“The Bureau having the power to terminate the employment of the Clerk may undermine the independence of the Clerk and hence limit the ability of the Secretariat to discharge its duties,” said Hon. Sekou Traore recommending that “The position of the Clerk needs to be protected to ensure stability and effective service delivery in the administration of PAP.”
In parliamentary practice the world over, the Clerk of Parliament is the head of the technical wing composed of staff that provide support for legislators to effectively perform their mandate.
“The removal of the Clerk should not be as sole decision of President of the Bureau, as it is currently the practice. Rather, the Clerk can be removed by a majority consensus of two-third consensus of the Members of Parliament in Plenary,” said Hon. Mohammed-Mubarak Muntaka (Ghana), quoting from the external auditors report.

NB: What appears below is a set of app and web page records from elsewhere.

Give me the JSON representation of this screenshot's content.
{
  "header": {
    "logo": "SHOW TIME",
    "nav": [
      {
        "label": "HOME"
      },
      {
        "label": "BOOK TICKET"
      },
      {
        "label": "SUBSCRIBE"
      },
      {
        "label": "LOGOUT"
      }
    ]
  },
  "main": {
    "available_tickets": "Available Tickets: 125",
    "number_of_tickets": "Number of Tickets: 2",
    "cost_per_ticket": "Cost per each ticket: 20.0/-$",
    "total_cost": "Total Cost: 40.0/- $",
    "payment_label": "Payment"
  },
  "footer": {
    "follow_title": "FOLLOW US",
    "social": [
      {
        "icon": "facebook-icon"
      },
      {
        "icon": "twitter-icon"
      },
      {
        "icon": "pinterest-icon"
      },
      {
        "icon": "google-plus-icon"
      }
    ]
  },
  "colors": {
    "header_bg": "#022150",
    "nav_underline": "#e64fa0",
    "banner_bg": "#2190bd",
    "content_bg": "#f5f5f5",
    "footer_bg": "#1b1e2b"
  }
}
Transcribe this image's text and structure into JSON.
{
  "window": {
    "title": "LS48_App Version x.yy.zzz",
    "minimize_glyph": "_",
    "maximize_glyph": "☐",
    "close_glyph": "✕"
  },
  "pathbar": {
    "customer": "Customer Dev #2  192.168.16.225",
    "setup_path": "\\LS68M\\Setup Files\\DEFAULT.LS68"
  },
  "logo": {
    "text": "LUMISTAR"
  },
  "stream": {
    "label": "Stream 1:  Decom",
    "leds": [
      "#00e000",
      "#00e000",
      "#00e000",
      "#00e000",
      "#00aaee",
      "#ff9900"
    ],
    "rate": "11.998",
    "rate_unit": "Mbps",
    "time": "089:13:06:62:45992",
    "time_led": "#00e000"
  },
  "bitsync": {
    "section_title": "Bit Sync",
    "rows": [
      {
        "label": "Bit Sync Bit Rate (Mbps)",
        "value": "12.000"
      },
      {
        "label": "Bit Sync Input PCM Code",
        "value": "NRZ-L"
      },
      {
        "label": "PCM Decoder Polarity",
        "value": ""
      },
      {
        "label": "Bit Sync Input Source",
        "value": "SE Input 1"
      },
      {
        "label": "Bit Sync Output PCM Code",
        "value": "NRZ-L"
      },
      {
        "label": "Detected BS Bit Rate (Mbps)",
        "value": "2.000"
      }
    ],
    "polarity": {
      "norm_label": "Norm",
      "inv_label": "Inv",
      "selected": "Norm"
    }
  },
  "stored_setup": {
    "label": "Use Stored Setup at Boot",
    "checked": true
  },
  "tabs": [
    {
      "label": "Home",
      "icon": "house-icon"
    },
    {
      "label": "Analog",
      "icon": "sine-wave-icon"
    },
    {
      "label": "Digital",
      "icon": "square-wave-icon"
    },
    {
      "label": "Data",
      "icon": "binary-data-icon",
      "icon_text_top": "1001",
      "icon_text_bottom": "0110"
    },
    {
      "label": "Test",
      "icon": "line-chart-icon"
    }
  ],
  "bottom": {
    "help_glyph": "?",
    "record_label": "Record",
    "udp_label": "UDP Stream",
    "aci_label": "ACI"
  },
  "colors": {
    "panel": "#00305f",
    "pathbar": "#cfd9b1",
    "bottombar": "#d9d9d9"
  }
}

The Pan African Parliament has had four Clerks in a period of four years, a situation that has generated controversial debate in the plenary, often times pushing the President, Roger Nkodo Dang, to disassociate himself from having a hand in the impasse.
The committee observed that an unapproved amount of $515,901 was spent on accommodation, conference facilities and interpretation equipment during the first session of the Fifth Parliament held in Kigali, Rwanda in October 2018.
The Chairperson said that this was above the $100,000 threshold approved by PAP as provided by the AU Procurement Manual.
“It is a sign of deficiency in the internal control system of the PAP and would lead to lack of accountability and probity. Development partners and other stakeholders will not have confidence in the ability of the PAP to manage its funds to achieve value for money,” he said.
The committee also recommended a review of the PAP structure and to fill up vacant positions in the current structure as well as exploring the possibility of temporary short term employment of staff in areas that require urgent attention.